I am currently reading Mary Oliver's A Poetry Handbook to help brush up on issues in poetry pedagogy prior to teaching a poetry creative writing unit in the fall. She has some rather interesting ideas about the teaching of poetry, particularly poetry "of the past."
Oliver notes that the cannon of Western poetry has as a barrier to entry knowledge of metrical structures and prosody. If you don't understand how meter, rhyme and classical verse forms work, you're basically missing a giant piece of the puzzle. "How much of the poem's effect is missed by students who are not really familiar with metrics and other devices of construction?" she wonders, going on to argue, "The poem is always a blending of statement and form, which is intentional and meant to be clarifying."

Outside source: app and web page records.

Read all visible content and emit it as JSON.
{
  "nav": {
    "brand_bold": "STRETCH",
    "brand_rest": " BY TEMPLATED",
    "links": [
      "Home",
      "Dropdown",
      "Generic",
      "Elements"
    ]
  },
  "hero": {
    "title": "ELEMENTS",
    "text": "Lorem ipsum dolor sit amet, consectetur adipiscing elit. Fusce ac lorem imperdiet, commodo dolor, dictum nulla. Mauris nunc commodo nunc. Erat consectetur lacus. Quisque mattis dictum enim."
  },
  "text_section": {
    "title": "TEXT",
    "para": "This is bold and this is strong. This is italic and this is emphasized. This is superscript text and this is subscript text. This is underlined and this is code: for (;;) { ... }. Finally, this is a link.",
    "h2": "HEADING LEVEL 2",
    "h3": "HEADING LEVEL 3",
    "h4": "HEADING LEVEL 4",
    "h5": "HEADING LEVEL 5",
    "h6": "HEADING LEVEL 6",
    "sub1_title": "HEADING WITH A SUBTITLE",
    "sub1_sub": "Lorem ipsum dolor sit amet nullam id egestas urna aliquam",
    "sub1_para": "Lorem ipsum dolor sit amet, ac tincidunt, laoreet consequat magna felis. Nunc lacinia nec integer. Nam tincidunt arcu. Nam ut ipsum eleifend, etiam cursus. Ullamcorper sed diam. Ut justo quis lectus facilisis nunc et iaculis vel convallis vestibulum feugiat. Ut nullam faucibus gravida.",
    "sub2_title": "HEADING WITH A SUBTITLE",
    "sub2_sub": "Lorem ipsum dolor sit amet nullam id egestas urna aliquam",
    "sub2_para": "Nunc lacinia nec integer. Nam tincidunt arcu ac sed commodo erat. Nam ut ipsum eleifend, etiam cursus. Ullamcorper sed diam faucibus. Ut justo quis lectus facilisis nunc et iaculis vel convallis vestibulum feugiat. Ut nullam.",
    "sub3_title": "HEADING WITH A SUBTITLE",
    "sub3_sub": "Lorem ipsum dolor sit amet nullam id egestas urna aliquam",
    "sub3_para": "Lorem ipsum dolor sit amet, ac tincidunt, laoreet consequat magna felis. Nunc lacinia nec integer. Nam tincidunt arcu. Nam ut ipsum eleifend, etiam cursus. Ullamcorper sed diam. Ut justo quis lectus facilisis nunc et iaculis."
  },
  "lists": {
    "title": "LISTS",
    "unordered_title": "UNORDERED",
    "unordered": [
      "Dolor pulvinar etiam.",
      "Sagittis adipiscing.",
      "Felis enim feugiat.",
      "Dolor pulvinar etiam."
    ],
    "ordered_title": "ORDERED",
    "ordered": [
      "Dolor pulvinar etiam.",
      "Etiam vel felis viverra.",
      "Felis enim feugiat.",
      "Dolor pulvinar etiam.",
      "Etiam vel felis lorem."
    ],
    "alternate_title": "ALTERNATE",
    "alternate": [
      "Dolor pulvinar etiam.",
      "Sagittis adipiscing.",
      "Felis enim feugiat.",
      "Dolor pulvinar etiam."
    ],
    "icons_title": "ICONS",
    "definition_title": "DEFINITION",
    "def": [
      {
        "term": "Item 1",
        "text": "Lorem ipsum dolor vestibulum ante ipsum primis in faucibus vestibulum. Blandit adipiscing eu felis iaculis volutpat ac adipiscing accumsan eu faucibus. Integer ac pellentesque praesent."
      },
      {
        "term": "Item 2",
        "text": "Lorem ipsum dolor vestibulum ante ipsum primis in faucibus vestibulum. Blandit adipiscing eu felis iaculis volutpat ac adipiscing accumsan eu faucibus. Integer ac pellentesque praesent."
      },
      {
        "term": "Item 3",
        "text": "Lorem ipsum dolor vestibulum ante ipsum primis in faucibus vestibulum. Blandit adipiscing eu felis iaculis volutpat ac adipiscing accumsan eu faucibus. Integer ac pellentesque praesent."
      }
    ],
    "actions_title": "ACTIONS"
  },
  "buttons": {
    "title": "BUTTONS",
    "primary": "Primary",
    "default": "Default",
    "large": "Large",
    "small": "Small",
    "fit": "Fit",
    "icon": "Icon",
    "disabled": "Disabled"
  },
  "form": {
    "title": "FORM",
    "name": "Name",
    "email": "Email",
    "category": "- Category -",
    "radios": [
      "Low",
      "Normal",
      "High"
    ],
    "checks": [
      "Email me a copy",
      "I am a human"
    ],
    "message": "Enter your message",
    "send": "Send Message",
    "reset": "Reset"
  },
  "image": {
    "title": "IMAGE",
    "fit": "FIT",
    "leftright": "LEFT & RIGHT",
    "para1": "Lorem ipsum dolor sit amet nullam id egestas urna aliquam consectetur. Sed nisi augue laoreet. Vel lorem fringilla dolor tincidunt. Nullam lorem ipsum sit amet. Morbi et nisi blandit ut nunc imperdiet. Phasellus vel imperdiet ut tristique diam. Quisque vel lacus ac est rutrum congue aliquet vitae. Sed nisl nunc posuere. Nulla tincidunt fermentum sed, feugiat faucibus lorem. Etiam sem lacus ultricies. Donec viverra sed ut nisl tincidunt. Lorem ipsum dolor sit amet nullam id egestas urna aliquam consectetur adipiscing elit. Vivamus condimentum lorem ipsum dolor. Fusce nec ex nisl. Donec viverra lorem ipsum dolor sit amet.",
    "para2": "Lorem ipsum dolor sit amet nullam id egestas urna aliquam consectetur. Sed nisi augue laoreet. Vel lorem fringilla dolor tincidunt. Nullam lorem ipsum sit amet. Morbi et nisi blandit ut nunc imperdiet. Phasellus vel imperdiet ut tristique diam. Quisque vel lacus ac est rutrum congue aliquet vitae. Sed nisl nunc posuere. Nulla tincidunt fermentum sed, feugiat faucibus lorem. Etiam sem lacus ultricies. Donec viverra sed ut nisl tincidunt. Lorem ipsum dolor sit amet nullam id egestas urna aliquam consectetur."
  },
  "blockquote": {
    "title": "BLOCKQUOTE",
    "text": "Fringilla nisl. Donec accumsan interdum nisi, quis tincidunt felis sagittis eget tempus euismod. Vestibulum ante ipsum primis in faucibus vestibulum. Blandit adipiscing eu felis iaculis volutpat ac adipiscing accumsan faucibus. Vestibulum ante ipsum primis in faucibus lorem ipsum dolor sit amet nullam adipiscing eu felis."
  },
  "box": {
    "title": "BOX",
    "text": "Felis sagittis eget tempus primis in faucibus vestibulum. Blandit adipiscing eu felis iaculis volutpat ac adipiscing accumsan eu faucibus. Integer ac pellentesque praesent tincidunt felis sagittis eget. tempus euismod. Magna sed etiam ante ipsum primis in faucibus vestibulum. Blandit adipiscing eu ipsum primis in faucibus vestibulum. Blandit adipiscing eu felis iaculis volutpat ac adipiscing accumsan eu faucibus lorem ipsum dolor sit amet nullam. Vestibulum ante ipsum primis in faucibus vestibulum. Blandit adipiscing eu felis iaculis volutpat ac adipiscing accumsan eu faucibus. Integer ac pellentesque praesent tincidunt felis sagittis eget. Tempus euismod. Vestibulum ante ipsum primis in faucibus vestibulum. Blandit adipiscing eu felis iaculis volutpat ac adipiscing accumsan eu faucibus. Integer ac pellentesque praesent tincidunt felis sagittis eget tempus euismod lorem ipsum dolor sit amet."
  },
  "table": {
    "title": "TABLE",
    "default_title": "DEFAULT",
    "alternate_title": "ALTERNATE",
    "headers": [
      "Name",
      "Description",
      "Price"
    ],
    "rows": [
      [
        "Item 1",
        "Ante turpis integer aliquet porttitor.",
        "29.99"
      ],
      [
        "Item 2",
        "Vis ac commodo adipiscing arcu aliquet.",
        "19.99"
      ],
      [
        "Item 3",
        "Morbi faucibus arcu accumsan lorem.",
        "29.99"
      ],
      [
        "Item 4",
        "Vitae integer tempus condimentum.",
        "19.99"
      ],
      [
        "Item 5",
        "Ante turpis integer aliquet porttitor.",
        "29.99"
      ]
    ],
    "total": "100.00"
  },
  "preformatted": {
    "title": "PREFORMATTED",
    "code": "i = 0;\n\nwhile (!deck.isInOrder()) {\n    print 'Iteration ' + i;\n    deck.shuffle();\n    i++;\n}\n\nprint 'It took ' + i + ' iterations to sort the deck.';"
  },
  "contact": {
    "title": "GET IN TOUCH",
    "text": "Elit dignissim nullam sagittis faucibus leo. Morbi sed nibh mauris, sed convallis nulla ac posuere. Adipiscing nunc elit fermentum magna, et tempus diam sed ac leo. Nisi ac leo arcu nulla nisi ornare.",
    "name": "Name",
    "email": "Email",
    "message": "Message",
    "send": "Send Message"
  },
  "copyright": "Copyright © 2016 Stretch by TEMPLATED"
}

Oliver is no anti-canonist. She loves the history of poetry, calling it the cake on top of which the free verse era is just the icing. But she also acknowledges that metrical poets were working out of a tradition that we have moved far away from, and for an audience familiar with the rules of metrica poetry. She goes on to argue the following:
Conventionally, English and American literature are studied chronologically-- according to historical passage-- and without doubt this is the best way, as central motivations and ideas, moving from one to another, should be thought about in consecutive order. But this chronology is not so necessary for the creative writing student-- and, in fact, the presentation of metrical verse first is often so off-putting that it is worthwhile letting it rest on its tracks... later, as students become more confident, ambitious and sophisticated, [I suggest] that they move on to (or back to) the difficult patters of metrical verse.
What if we applied it to literature? What if we moved backwards from the familiar into the strange? Oliver goes to bat for the consecutive nature of ideas, but following an artist back into their influences is another perfectly valid way to journey through work. What if we flipped, say, the way survey of western drama is taught and start with Angels and end with The Oresteia? Why does the conversation have to move forward in time from the beginning?
Honestly, I ask these questions because I'm not sure of the answers. I have long had the idea of structuring a course around looking at one artist and then branching backwards through to their influences as an experiment, but I don't know what the trade offs of such a structure would be.